When Searching For The Young Soul Rebels was released in the summer of 1980 the UK singles chart was littered with funk and disco; the golden age of both had had their day, but the likes of Chic, Diana Ross, Gibson Brothers, Detroit Spinners, Brothers Johnson and Odyssey were still hugely popular. Soul, however, was a far more distant memory. Not since the heyday of Motown had authentic soul acts really bothered the Top 40. Funk and disco were hanging in, ska and mod was in the middle of a massive revival and then along came Dexys Midnight Runners, bringing with them a new soul vision.
To me, a 14-year old who was soaking up anything and everything, soul was something I’d just dipped my toe into when Geno stormed to No.1 in early 1980. I loved it, the passion, the image, the brass and in particular Kevin Rowland’s uncomfortable, blue-collar cool. There There My Dear was equally magnetic, teaching me valuable lessons I’d never learn in the classroom.

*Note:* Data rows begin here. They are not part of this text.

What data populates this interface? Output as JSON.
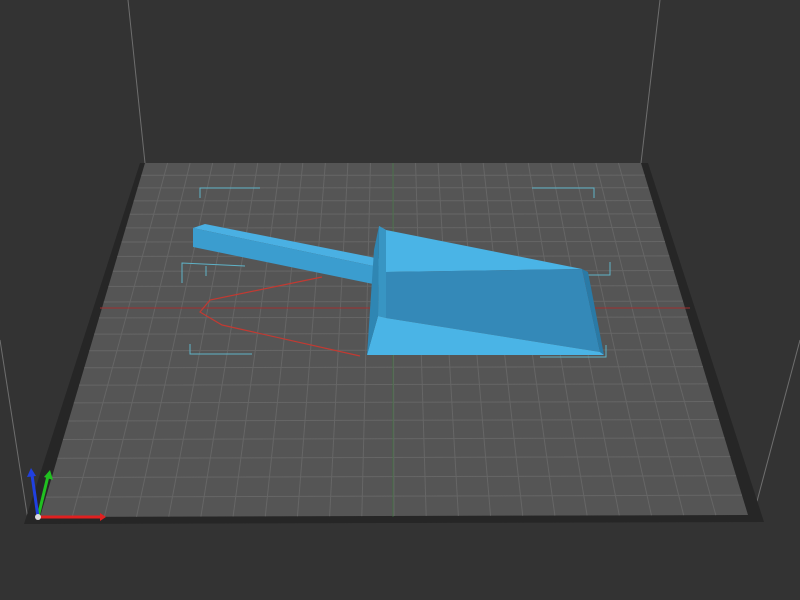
{
  "viewport": {
    "background": "#333333",
    "bed_color": "#585858",
    "bed_edge_color": "#222222",
    "grid_color": "#6a6a6a",
    "volume_edge_color": "#7a7a7a",
    "bounding_box_color": "#5fb3c8",
    "model_color": "#4ab0e3",
    "model_side_color": "#3a98c8",
    "model_shadow_color": "#2e82ad",
    "projection_color": "#c23a32"
  },
  "model": {
    "name": "scoop",
    "selected": true
  },
  "axes": {
    "x": {
      "color": "#e02020",
      "icon": "axis-x-arrow"
    },
    "y": {
      "color": "#20c020",
      "icon": "axis-y-arrow"
    },
    "z": {
      "color": "#2040e0",
      "icon": "axis-z-arrow"
    }
  }
}
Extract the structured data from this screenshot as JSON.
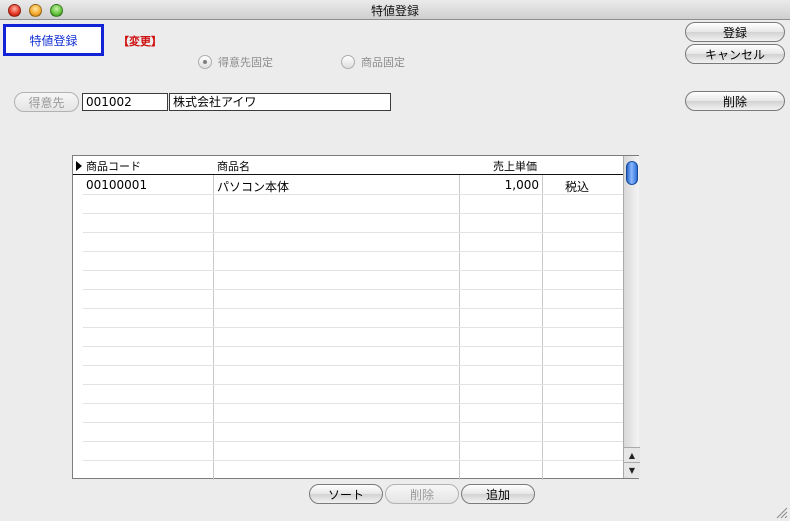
{
  "window": {
    "title": "特値登録"
  },
  "mode_label": "特値登録",
  "status_label": "【変更】",
  "radios": [
    {
      "label": "得意先固定",
      "checked": true
    },
    {
      "label": "商品固定",
      "checked": false
    }
  ],
  "customer": {
    "button_label": "得意先",
    "code": "001002",
    "name": "株式会社アイワ"
  },
  "right_buttons": {
    "register": "登録",
    "cancel": "キャンセル",
    "delete": "削除"
  },
  "table": {
    "columns": [
      "商品コード",
      "商品名",
      "売上単価"
    ],
    "rows": [
      {
        "code": "00100001",
        "name": "パソコン本体",
        "price": "1,000",
        "tax": "税込"
      }
    ]
  },
  "bottom_buttons": {
    "sort": "ソート",
    "delete": "削除",
    "add": "追加"
  }
}
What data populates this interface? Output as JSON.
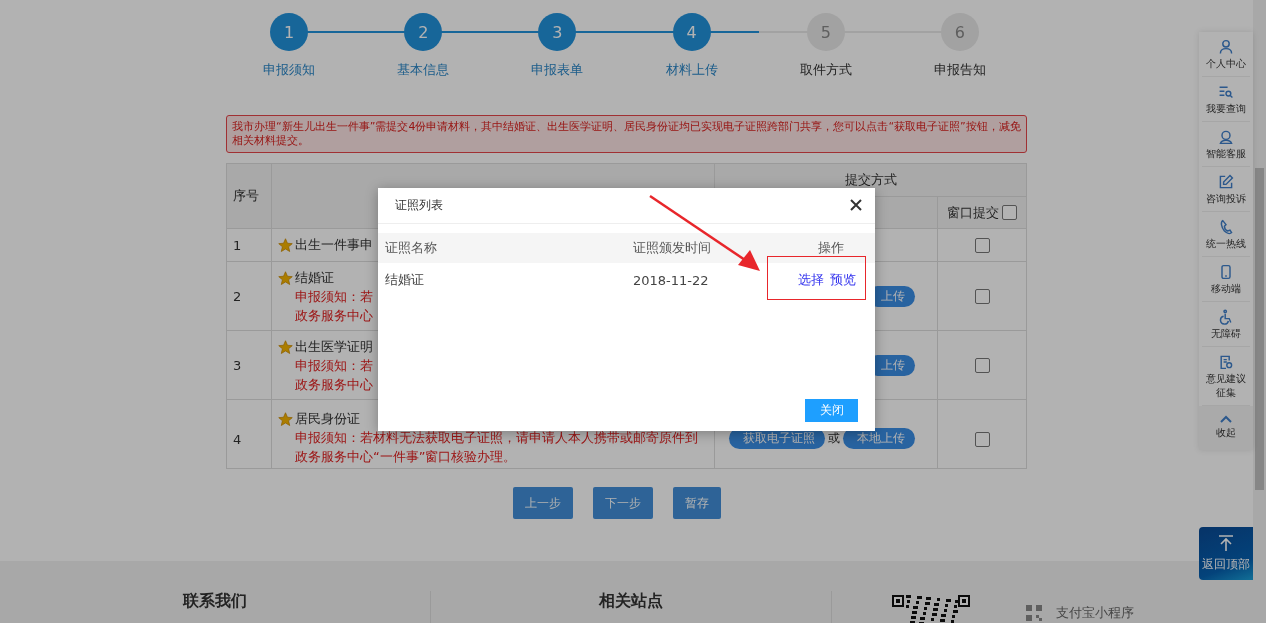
{
  "steps": [
    {
      "number": "1",
      "label": "申报须知",
      "done": true
    },
    {
      "number": "2",
      "label": "基本信息",
      "done": true
    },
    {
      "number": "3",
      "label": "申报表单",
      "done": true
    },
    {
      "number": "4",
      "label": "材料上传",
      "done": true
    },
    {
      "number": "5",
      "label": "取件方式",
      "done": false
    },
    {
      "number": "6",
      "label": "申报告知",
      "done": false
    }
  ],
  "notice": "我市办理“新生儿出生一件事”需提交4份申请材料，其中结婚证、出生医学证明、居民身份证均已实现电子证照跨部门共享，您可以点击“获取电子证照”按钮，减免相关材料提交。",
  "table": {
    "index_header": "序号",
    "submit_header": "提交方式",
    "window_header": "窗口提交",
    "window_all_checked": false,
    "rows": [
      {
        "index": "1",
        "name": "出生一件事申",
        "notes": [],
        "submit": [],
        "window_checked": false
      },
      {
        "index": "2",
        "name": "结婚证",
        "notes": [
          "申报须知：若",
          "政务服务中心"
        ],
        "submit": [
          {
            "kind": "button",
            "text": "上传"
          }
        ],
        "window_checked": false
      },
      {
        "index": "3",
        "name": "出生医学证明",
        "notes": [
          "申报须知：若",
          "政务服务中心"
        ],
        "submit": [
          {
            "kind": "button",
            "text": "上传"
          }
        ],
        "window_checked": false
      },
      {
        "index": "4",
        "name": "居民身份证",
        "notes": [
          "申报须知：若材料无法获取电子证照，请申请人本人携带或邮寄原件到",
          "政务服务中心“一件事”窗口核验办理。"
        ],
        "submit": [
          {
            "kind": "button",
            "text": "获取电子证照"
          },
          {
            "kind": "text",
            "text": "或"
          },
          {
            "kind": "button",
            "text": "本地上传"
          }
        ],
        "window_checked": false
      }
    ]
  },
  "buttons": [
    "上一步",
    "下一步",
    "暂存"
  ],
  "footer": {
    "sections": [
      "联系我们",
      "相关站点"
    ],
    "mini_program": "支付宝小程序"
  },
  "sidebar": {
    "items": [
      "个人中心",
      "我要查询",
      "智能客服",
      "咨询投诉",
      "统一热线",
      "移动端",
      "无障碍",
      "意见建议征集"
    ],
    "collapse": "收起",
    "back_to_top": "返回顶部"
  },
  "dialog": {
    "title": "证照列表",
    "columns": [
      "证照名称",
      "证照颁发时间",
      "操作"
    ],
    "rows": [
      {
        "name": "结婚证",
        "date": "2018-11-22",
        "actions": [
          "选择",
          "预览"
        ]
      }
    ],
    "close": "关闭"
  }
}
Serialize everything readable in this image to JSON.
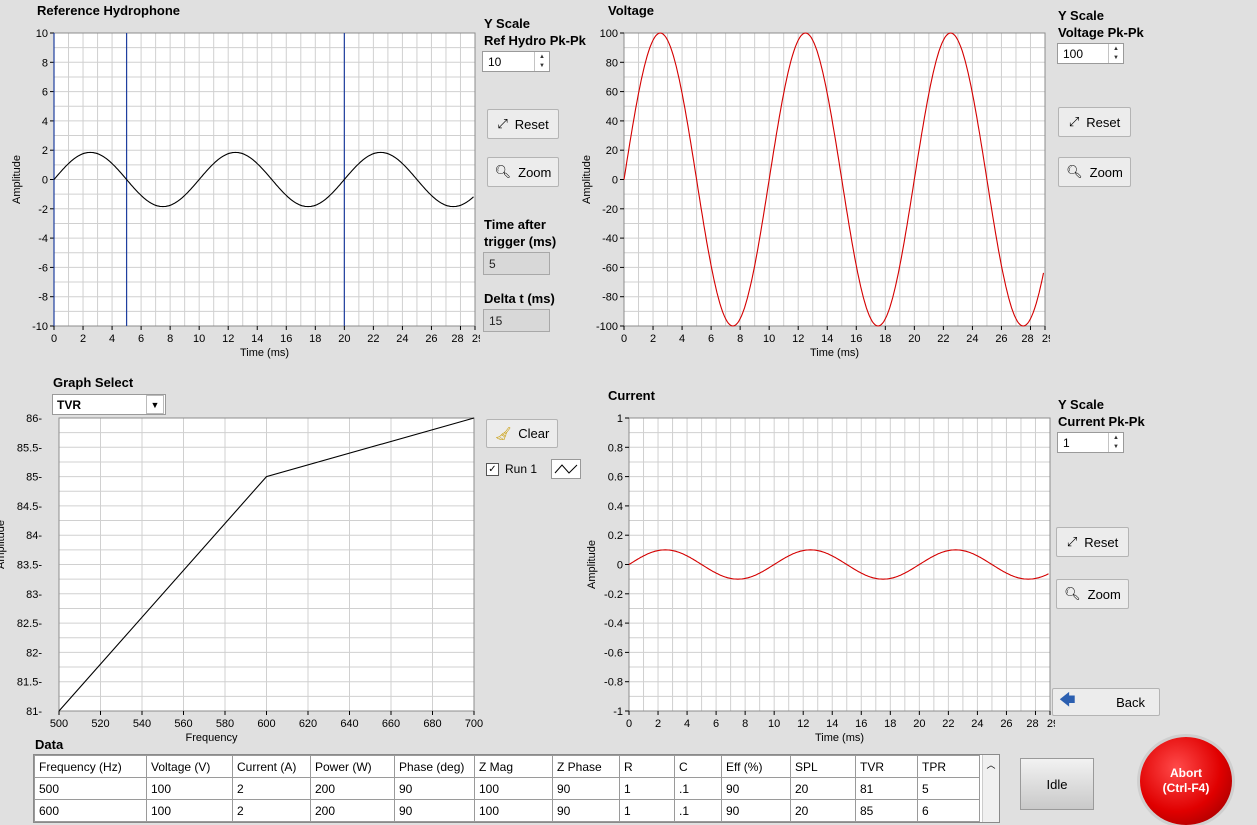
{
  "ref_graph": {
    "title": "Reference Hydrophone",
    "ylabel": "Amplitude",
    "xlabel": "Time (ms)",
    "yticks": [
      "10",
      "8",
      "6",
      "4",
      "2",
      "0",
      "-2",
      "-4",
      "-6",
      "-8",
      "-10"
    ],
    "xticks": [
      "0",
      "2",
      "4",
      "6",
      "8",
      "10",
      "12",
      "14",
      "16",
      "18",
      "20",
      "22",
      "24",
      "26",
      "28",
      "29"
    ],
    "yscale_label_1": "Y Scale",
    "yscale_label_2": "Ref Hydro Pk-Pk",
    "yscale_value": "10",
    "reset_label": "Reset",
    "zoom_label": "Zoom",
    "time_after_label_1": "Time after",
    "time_after_label_2": "trigger (ms)",
    "time_after_value": "5",
    "delta_t_label": "Delta t (ms)",
    "delta_t_value": "15"
  },
  "voltage_graph": {
    "title": "Voltage",
    "ylabel": "Amplitude",
    "xlabel": "Time (ms)",
    "yticks": [
      "100",
      "80",
      "60",
      "40",
      "20",
      "0",
      "-20",
      "-40",
      "-60",
      "-80",
      "-100"
    ],
    "xticks": [
      "0",
      "2",
      "4",
      "6",
      "8",
      "10",
      "12",
      "14",
      "16",
      "18",
      "20",
      "22",
      "24",
      "26",
      "28",
      "29"
    ],
    "yscale_label_1": "Y Scale",
    "yscale_label_2": "Voltage Pk-Pk",
    "yscale_value": "100",
    "reset_label": "Reset",
    "zoom_label": "Zoom"
  },
  "select_graph": {
    "label": "Graph Select",
    "selected": "TVR",
    "ylabel": "Amplitude",
    "xlabel": "Frequency",
    "yticks": [
      "86-",
      "85.5-",
      "85-",
      "84.5-",
      "84-",
      "83.5-",
      "83-",
      "82.5-",
      "82-",
      "81.5-",
      "81-"
    ],
    "xticks": [
      "500",
      "520",
      "540",
      "560",
      "580",
      "600",
      "620",
      "640",
      "660",
      "680",
      "700"
    ],
    "clear_label": "Clear",
    "run_label": "Run 1",
    "run_checked": true
  },
  "current_graph": {
    "title": "Current",
    "ylabel": "Amplitude",
    "xlabel": "Time (ms)",
    "yticks": [
      "1",
      "0.8",
      "0.6",
      "0.4",
      "0.2",
      "0",
      "-0.2",
      "-0.4",
      "-0.6",
      "-0.8",
      "-1"
    ],
    "xticks": [
      "0",
      "2",
      "4",
      "6",
      "8",
      "10",
      "12",
      "14",
      "16",
      "18",
      "20",
      "22",
      "24",
      "26",
      "28",
      "29"
    ],
    "yscale_label_1": "Y Scale",
    "yscale_label_2": "Current Pk-Pk",
    "yscale_value": "1",
    "reset_label": "Reset",
    "zoom_label": "Zoom"
  },
  "back_label": "Back",
  "data_title": "Data",
  "table": {
    "headers": [
      "Frequency (Hz)",
      "Voltage (V)",
      "Current (A)",
      "Power (W)",
      "Phase (deg)",
      "Z Mag",
      "Z Phase",
      "R",
      "C",
      "Eff (%)",
      "SPL",
      "TVR",
      "TPR"
    ],
    "rows": [
      [
        "500",
        "100",
        "2",
        "200",
        "90",
        "100",
        "90",
        "1",
        ".1",
        "90",
        "20",
        "81",
        "5"
      ],
      [
        "600",
        "100",
        "2",
        "200",
        "90",
        "100",
        "90",
        "1",
        ".1",
        "90",
        "20",
        "85",
        "6"
      ]
    ]
  },
  "idle_label": "Idle",
  "abort_label_1": "Abort",
  "abort_label_2": "(Ctrl-F4)",
  "colors": {
    "red_trace": "#d40000",
    "cursor_blue": "#1f3f9f",
    "abort_red": "#e00000"
  },
  "chart_data": [
    {
      "type": "line",
      "title": "Reference Hydrophone",
      "xlabel": "Time (ms)",
      "ylabel": "Amplitude",
      "xlim": [
        0,
        29
      ],
      "ylim": [
        -10,
        10
      ],
      "series": [
        {
          "amplitude": 1.85,
          "period_ms": 10,
          "phase": "sine",
          "color": "#000000"
        }
      ],
      "cursors_x_ms": [
        0,
        5,
        20
      ]
    },
    {
      "type": "line",
      "title": "Voltage",
      "xlabel": "Time (ms)",
      "ylabel": "Amplitude",
      "xlim": [
        0,
        29
      ],
      "ylim": [
        -100,
        100
      ],
      "series": [
        {
          "amplitude": 100,
          "period_ms": 10,
          "phase": "sine",
          "color": "#d40000"
        }
      ]
    },
    {
      "type": "line",
      "title": "Current",
      "xlabel": "Time (ms)",
      "ylabel": "Amplitude",
      "xlim": [
        0,
        29
      ],
      "ylim": [
        -1,
        1
      ],
      "series": [
        {
          "amplitude": 0.1,
          "period_ms": 10,
          "phase": "sine",
          "color": "#d40000"
        }
      ]
    },
    {
      "type": "line",
      "xlabel": "Frequency",
      "ylabel": "Amplitude",
      "xlim": [
        500,
        700
      ],
      "ylim": [
        81,
        86
      ],
      "series": [
        {
          "name": "Run 1",
          "x": [
            500,
            600,
            700
          ],
          "y": [
            81,
            85,
            86
          ],
          "color": "#000000"
        }
      ]
    }
  ]
}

“If you’re so anti-fashion why not wear flares instead of dressing down all the same”.
Soon (not soon enough) I’d be wearing nothing but second hand clobber. I went to work in a ‘trendy’ menswear emporium, but a few of us only laughed at those who simply, stupidly, blindly followed fashion. It was bands like Dexys who taught me to think for myself.
Searching For The Young Soul Rebels had so much to say, politically, culturally and from its opening minute of radio hiss and snippets of The Sex Pistols, The Specials and Deep Purple I devoured it as if my life depended on it, which at the time it pretty much did. Amongst blaring brass and cool keyboard stabs Rowland’s voice was brilliantly painful; harrowing, pleading, so different from what the charts were (by the time this album had its wicked way with me in 1981) becoming – a synthetic, soulless, new romantic upchuck. Whilst their hit singles were upbeat and immediate the album’s slower tracks are those that really reach the soul; The Teams That Meet In The Caffs, I’m Just Looking, I Couldn’t Help It If I Tried and in particular the brilliantly scornful Keep It.
For me the album was a springboard to soul and all manner of social references, but more than that it was a genuine inspiration and the more I listened the more I felt enlightened. That said, to love it and believe in it as I did was further evidence of not just a love of music, but an appreciation and acceptance of the fact that music was moulding my life, asking me as many questions as it was giving me answers. Soon I would be gorging on soul as part of an unrelenting 60s binge, but for now Dexys Midnight Runners were – much as Geno Washington was to Kevin Rowland – a perfect inspiration.